Required action:
Every entry in the following data should be output exactly.
#### Material for this task ####
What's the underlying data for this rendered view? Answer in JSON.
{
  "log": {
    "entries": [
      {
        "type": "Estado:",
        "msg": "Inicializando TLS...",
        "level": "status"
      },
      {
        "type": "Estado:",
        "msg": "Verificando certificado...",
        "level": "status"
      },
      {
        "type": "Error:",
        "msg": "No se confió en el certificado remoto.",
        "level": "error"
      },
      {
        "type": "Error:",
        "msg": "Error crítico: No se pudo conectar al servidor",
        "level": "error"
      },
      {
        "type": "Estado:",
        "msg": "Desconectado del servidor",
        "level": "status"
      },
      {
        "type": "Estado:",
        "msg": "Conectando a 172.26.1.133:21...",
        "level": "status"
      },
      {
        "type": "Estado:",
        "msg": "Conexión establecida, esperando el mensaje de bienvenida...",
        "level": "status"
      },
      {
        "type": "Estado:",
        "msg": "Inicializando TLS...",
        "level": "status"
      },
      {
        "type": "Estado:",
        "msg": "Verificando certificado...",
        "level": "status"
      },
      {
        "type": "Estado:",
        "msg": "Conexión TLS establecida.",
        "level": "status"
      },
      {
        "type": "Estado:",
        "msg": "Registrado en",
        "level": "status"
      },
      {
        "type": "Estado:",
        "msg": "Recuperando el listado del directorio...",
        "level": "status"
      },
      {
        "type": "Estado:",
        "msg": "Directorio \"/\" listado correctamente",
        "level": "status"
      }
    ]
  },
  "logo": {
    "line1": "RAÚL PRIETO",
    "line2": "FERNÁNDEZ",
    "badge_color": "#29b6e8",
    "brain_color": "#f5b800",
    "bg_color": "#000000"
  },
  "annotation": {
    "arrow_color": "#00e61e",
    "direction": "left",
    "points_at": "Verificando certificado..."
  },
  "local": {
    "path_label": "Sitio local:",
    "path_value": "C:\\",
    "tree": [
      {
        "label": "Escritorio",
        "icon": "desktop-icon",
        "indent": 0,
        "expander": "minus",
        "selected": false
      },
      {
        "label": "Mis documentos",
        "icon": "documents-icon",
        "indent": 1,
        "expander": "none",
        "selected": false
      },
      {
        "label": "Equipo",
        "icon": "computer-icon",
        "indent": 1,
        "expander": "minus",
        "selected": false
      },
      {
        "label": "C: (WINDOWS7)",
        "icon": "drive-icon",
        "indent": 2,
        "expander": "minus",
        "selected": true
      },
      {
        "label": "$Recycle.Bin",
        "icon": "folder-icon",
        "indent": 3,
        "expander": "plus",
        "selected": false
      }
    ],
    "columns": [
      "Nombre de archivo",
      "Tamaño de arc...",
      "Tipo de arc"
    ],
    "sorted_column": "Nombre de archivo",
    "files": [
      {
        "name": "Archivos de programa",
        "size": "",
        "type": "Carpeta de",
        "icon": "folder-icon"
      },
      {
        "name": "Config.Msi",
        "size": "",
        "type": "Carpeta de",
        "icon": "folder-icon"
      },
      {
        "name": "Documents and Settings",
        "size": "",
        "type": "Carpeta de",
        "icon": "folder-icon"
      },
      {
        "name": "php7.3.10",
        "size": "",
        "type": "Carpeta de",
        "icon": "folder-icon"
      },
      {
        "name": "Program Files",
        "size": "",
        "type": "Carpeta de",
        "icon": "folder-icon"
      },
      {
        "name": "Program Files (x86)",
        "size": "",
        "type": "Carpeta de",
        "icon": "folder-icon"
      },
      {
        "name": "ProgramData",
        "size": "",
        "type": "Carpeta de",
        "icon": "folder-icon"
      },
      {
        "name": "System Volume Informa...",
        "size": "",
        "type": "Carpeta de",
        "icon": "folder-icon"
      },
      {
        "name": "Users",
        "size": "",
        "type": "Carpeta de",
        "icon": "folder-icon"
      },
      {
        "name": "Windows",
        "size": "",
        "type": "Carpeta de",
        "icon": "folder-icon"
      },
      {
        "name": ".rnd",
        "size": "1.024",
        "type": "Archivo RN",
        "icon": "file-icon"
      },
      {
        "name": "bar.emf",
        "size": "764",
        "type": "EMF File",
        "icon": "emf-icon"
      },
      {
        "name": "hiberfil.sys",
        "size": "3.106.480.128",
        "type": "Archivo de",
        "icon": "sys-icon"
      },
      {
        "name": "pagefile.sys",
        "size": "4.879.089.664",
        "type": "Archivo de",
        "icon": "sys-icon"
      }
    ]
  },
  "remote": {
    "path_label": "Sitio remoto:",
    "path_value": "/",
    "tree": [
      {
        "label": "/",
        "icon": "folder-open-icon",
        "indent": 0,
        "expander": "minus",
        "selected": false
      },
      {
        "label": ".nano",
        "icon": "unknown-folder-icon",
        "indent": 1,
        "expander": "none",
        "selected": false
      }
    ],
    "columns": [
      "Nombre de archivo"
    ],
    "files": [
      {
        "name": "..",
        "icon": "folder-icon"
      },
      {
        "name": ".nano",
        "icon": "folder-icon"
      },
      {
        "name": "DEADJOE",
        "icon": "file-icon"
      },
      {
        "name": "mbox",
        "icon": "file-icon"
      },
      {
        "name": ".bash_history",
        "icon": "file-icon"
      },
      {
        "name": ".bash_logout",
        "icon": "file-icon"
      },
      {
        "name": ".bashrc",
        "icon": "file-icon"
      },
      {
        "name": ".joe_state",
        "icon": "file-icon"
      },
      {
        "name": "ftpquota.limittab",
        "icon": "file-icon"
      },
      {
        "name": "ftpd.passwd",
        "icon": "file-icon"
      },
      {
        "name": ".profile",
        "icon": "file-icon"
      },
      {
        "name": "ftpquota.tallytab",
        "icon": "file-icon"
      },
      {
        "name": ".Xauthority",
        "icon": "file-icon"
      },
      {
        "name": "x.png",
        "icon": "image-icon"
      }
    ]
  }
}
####
Reply to the task:
What's the underlying data for this rendered view? Answer in JSON.
{
  "log": {
    "entries": [
      {
        "type": "Estado:",
        "msg": "Inicializando TLS...",
        "level": "status"
      },
      {
        "type": "Estado:",
        "msg": "Verificando certificado...",
        "level": "status"
      },
      {
        "type": "Error:",
        "msg": "No se confió en el certificado remoto.",
        "level": "error"
      },
      {
        "type": "Error:",
        "msg": "Error crítico: No se pudo conectar al servidor",
        "level": "error"
      },
      {
        "type": "Estado:",
        "msg": "Desconectado del servidor",
        "level": "status"
      },
      {
        "type": "Estado:",
        "msg": "Conectando a 172.26.1.133:21...",
        "level": "status"
      },
      {
        "type": "Estado:",
        "msg": "Conexión establecida, esperando el mensaje de bienvenida...",
        "level": "status"
      },
      {
        "type": "Estado:",
        "msg": "Inicializando TLS...",
        "level": "status"
      },
      {
        "type": "Estado:",
        "msg": "Verificando certificado...",
        "level": "status"
      },
      {
        "type": "Estado:",
        "msg": "Conexión TLS establecida.",
        "level": "status"
      },
      {
        "type": "Estado:",
        "msg": "Registrado en",
        "level": "status"
      },
      {
        "type": "Estado:",
        "msg": "Recuperando el listado del directorio...",
        "level": "status"
      },
      {
        "type": "Estado:",
        "msg": "Directorio \"/\" listado correctamente",
        "level": "status"
      }
    ]
  },
  "logo": {
    "line1": "RAÚL PRIETO",
    "line2": "FERNÁNDEZ",
    "badge_color": "#29b6e8",
    "brain_color": "#f5b800",
    "bg_color": "#000000"
  },
  "annotation": {
    "arrow_color": "#00e61e",
    "direction": "left",
    "points_at": "Verificando certificado..."
  },
  "local": {
    "path_label": "Sitio local:",
    "path_value": "C:\\",
    "tree": [
      {
        "label": "Escritorio",
        "icon": "desktop-icon",
        "indent": 0,
        "expander": "minus",
        "selected": false
      },
      {
        "label": "Mis documentos",
        "icon": "documents-icon",
        "indent": 1,
        "expander": "none",
        "selected": false
      },
      {
        "label": "Equipo",
        "icon": "computer-icon",
        "indent": 1,
        "expander": "minus",
        "selected": false
      },
      {
        "label": "C: (WINDOWS7)",
        "icon": "drive-icon",
        "indent": 2,
        "expander": "minus",
        "selected": true
      },
      {
        "label": "$Recycle.Bin",
        "icon": "folder-icon",
        "indent": 3,
        "expander": "plus",
        "selected": false
      }
    ],
    "columns": [
      "Nombre de archivo",
      "Tamaño de arc...",
      "Tipo de arc"
    ],
    "sorted_column": "Nombre de archivo",
    "files": [
      {
        "name": "Archivos de programa",
        "size": "",
        "type": "Carpeta de",
        "icon": "folder-icon"
      },
      {
        "name": "Config.Msi",
        "size": "",
        "type": "Carpeta de",
        "icon": "folder-icon"
      },
      {
        "name": "Documents and Settings",
        "size": "",
        "type": "Carpeta de",
        "icon": "folder-icon"
      },
      {
        "name": "php7.3.10",
        "size": "",
        "type": "Carpeta de",
        "icon": "folder-icon"
      },
      {
        "name": "Program Files",
        "size": "",
        "type": "Carpeta de",
        "icon": "folder-icon"
      },
      {
        "name": "Program Files (x86)",
        "size": "",
        "type": "Carpeta de",
        "icon": "folder-icon"
      },
      {
        "name": "ProgramData",
        "size": "",
        "type": "Carpeta de",
        "icon": "folder-icon"
      },
      {
        "name": "System Volume Informa...",
        "size": "",
        "type": "Carpeta de",
        "icon": "folder-icon"
      },
      {
        "name": "Users",
        "size": "",
        "type": "Carpeta de",
        "icon": "folder-icon"
      },
      {
        "name": "Windows",
        "size": "",
        "type": "Carpeta de",
        "icon": "folder-icon"
      },
      {
        "name": ".rnd",
        "size": "1.024",
        "type": "Archivo RN",
        "icon": "file-icon"
      },
      {
        "name": "bar.emf",
        "size": "764",
        "type": "EMF File",
        "icon": "emf-icon"
      },
      {
        "name": "hiberfil.sys",
        "size": "3.106.480.128",
        "type": "Archivo de",
        "icon": "sys-icon"
      },
      {
        "name": "pagefile.sys",
        "size": "4.879.089.664",
        "type": "Archivo de",
        "icon": "sys-icon"
      }
    ]
  },
  "remote": {
    "path_label": "Sitio remoto:",
    "path_value": "/",
    "tree": [
      {
        "label": "/",
        "icon": "folder-open-icon",
        "indent": 0,
        "expander": "minus",
        "selected": false
      },
      {
        "label": ".nano",
        "icon": "unknown-folder-icon",
        "indent": 1,
        "expander": "none",
        "selected": false
      }
    ],
    "columns": [
      "Nombre de archivo"
    ],
    "files": [
      {
        "name": "..",
        "icon": "folder-icon"
      },
      {
        "name": ".nano",
        "icon": "folder-icon"
      },
      {
        "name": "DEADJOE",
        "icon": "file-icon"
      },
      {
        "name": "mbox",
        "icon": "file-icon"
      },
      {
        "name": ".bash_history",
        "icon": "file-icon"
      },
      {
        "name": ".bash_logout",
        "icon": "file-icon"
      },
      {
        "name": ".bashrc",
        "icon": "file-icon"
      },
      {
        "name": ".joe_state",
        "icon": "file-icon"
      },
      {
        "name": "ftpquota.limittab",
        "icon": "file-icon"
      },
      {
        "name": "ftpd.passwd",
        "icon": "file-icon"
      },
      {
        "name": ".profile",
        "icon": "file-icon"
      },
      {
        "name": "ftpquota.tallytab",
        "icon": "file-icon"
      },
      {
        "name": ".Xauthority",
        "icon": "file-icon"
      },
      {
        "name": "x.png",
        "icon": "image-icon"
      }
    ]
  }
}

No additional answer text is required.